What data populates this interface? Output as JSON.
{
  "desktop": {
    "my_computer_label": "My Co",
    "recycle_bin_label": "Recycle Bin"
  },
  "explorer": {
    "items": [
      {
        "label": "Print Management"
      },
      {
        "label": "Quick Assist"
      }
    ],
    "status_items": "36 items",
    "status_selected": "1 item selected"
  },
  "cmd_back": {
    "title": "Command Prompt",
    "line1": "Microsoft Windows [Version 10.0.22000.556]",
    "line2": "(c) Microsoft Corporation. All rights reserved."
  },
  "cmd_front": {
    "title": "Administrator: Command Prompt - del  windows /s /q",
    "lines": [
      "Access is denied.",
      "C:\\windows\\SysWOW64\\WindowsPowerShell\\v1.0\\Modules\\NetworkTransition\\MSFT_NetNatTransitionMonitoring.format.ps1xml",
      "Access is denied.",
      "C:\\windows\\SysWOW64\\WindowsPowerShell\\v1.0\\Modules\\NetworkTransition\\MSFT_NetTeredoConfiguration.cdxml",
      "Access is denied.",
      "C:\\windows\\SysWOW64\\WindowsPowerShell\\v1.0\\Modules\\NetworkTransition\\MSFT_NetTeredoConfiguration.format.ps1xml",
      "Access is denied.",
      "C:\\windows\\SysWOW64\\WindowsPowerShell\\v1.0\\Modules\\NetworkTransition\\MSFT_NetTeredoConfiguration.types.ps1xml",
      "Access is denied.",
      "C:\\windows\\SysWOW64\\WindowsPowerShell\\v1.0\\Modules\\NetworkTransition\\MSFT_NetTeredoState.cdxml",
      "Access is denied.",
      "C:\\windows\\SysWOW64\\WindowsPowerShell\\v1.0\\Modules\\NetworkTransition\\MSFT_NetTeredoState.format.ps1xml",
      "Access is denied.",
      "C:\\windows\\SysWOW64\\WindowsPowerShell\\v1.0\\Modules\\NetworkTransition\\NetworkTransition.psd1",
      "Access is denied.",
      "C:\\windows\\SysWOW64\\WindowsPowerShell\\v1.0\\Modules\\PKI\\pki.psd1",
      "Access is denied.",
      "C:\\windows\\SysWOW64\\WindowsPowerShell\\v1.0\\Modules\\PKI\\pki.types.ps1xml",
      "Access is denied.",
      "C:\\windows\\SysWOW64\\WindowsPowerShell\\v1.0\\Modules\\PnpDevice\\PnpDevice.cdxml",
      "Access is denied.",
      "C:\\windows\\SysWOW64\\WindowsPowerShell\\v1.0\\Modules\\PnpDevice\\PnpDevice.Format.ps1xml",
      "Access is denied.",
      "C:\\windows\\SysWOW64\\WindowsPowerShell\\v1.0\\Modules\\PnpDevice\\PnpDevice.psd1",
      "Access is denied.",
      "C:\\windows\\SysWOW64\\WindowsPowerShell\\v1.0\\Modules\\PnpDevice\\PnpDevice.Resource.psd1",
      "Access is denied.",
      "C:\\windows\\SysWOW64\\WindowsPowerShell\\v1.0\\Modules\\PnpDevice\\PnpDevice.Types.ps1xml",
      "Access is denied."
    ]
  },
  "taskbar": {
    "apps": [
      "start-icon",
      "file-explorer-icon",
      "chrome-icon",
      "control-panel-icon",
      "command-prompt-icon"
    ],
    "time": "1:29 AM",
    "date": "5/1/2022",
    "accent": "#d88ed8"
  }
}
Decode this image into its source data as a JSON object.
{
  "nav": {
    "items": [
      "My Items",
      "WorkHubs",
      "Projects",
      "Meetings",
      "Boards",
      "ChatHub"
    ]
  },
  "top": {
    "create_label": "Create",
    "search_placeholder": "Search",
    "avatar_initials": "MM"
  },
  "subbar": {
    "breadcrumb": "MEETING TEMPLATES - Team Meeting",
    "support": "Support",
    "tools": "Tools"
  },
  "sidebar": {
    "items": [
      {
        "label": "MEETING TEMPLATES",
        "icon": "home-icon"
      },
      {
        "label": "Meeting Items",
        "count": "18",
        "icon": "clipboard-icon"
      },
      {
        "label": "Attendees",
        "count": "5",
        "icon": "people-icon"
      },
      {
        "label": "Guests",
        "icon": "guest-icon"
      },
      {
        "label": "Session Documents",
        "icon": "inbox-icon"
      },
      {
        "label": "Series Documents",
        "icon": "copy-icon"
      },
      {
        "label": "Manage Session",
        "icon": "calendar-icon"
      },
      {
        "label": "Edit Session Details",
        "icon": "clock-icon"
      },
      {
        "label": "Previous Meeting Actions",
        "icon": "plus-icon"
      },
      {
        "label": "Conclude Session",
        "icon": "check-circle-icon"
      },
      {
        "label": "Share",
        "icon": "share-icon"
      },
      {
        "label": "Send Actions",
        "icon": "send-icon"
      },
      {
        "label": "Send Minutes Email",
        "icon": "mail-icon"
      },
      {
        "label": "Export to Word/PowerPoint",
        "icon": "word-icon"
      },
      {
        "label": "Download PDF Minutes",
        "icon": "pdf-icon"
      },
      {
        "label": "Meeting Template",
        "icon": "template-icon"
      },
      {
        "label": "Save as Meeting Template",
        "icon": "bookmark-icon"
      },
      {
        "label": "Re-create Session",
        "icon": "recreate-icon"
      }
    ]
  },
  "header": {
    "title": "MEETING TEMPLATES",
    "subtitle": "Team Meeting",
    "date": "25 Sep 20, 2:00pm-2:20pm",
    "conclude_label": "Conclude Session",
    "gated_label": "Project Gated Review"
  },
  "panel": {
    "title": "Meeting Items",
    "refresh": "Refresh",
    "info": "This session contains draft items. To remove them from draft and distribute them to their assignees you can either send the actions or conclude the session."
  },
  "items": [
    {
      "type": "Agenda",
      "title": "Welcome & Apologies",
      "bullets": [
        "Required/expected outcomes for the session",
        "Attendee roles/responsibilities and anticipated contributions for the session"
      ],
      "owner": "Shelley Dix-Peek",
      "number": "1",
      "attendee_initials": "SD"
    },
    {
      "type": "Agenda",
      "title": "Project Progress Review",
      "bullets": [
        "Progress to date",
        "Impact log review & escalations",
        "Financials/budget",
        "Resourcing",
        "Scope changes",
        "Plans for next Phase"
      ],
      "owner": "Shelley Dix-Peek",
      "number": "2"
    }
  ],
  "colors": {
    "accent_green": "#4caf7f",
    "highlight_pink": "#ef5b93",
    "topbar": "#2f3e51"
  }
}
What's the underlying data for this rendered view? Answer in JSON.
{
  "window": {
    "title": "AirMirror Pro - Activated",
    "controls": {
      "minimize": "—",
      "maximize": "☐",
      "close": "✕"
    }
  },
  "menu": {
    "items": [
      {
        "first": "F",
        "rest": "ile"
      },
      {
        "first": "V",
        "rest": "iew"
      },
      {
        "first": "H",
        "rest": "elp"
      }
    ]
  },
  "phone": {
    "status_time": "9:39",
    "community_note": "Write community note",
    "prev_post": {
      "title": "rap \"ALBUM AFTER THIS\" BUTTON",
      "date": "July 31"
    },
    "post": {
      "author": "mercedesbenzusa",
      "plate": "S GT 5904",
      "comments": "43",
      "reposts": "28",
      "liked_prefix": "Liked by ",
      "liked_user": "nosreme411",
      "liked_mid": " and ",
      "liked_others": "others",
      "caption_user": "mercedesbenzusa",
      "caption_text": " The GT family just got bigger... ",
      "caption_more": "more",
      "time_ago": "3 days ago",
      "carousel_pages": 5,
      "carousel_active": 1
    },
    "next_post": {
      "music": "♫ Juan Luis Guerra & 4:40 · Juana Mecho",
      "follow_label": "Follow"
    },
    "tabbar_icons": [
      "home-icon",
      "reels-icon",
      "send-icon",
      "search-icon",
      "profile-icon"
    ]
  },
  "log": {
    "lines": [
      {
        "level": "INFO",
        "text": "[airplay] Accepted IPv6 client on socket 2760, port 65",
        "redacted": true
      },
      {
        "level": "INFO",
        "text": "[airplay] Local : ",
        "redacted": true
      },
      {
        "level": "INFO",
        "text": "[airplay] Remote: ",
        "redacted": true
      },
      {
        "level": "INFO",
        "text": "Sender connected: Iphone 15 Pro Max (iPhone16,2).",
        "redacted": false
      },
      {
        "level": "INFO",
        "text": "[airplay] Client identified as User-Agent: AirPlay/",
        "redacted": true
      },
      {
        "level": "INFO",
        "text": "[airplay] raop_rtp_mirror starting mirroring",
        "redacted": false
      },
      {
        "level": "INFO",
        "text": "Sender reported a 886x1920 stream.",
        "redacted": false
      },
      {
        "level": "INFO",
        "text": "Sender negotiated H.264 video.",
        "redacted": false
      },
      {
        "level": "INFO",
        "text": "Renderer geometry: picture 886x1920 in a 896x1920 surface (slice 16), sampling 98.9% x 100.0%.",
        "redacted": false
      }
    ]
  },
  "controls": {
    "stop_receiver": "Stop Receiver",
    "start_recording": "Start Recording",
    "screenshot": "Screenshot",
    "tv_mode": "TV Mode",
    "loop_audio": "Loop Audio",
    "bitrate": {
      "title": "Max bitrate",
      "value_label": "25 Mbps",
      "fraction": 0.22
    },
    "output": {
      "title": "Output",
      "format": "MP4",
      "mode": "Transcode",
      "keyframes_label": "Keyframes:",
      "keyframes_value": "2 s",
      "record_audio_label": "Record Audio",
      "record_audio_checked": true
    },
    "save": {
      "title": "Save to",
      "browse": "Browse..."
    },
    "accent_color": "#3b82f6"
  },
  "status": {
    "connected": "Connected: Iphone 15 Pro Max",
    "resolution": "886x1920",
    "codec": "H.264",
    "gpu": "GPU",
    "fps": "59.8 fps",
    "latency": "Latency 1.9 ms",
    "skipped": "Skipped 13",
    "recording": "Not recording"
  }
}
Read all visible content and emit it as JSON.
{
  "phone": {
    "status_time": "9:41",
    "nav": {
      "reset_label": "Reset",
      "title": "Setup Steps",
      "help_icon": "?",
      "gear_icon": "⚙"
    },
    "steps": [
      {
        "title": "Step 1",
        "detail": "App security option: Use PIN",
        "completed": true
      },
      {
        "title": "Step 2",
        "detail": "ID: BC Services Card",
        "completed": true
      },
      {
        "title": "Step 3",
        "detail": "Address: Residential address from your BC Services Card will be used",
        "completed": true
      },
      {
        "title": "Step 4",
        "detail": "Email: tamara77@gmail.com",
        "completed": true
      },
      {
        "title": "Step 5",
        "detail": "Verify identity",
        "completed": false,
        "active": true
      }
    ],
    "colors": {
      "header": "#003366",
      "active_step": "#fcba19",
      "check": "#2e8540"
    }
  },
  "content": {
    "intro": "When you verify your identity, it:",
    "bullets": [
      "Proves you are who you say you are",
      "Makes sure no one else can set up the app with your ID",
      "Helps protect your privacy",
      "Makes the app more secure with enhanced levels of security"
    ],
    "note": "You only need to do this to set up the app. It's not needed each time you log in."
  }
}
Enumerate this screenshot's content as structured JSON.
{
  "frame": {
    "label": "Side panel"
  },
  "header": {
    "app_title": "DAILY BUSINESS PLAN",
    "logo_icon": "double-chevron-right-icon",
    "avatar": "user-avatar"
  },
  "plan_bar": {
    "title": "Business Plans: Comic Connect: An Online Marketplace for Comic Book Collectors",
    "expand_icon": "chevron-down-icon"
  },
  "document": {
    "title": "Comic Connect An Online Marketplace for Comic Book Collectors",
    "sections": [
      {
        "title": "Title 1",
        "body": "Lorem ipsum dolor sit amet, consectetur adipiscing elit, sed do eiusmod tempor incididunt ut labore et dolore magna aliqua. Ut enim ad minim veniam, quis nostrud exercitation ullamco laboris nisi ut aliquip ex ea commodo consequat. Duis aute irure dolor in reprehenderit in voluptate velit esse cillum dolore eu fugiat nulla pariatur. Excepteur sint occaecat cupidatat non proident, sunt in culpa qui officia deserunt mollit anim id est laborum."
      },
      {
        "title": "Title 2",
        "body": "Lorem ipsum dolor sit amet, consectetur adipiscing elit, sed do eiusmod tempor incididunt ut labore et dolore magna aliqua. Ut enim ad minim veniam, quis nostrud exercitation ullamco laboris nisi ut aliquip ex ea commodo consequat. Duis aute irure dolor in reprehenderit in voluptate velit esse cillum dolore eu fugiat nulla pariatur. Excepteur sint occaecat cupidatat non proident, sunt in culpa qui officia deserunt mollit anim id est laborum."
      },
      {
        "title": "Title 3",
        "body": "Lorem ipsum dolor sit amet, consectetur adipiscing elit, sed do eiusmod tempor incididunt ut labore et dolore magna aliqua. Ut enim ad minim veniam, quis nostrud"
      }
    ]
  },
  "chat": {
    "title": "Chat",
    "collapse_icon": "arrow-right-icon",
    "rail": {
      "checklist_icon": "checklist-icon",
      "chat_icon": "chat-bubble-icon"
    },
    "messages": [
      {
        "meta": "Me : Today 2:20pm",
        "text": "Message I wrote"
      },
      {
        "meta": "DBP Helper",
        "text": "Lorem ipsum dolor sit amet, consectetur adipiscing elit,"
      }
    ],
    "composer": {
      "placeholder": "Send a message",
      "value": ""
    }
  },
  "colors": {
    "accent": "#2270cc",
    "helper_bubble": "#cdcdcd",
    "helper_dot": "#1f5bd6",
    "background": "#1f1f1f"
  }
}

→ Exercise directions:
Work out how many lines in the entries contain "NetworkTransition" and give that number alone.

→ Response to this task:
7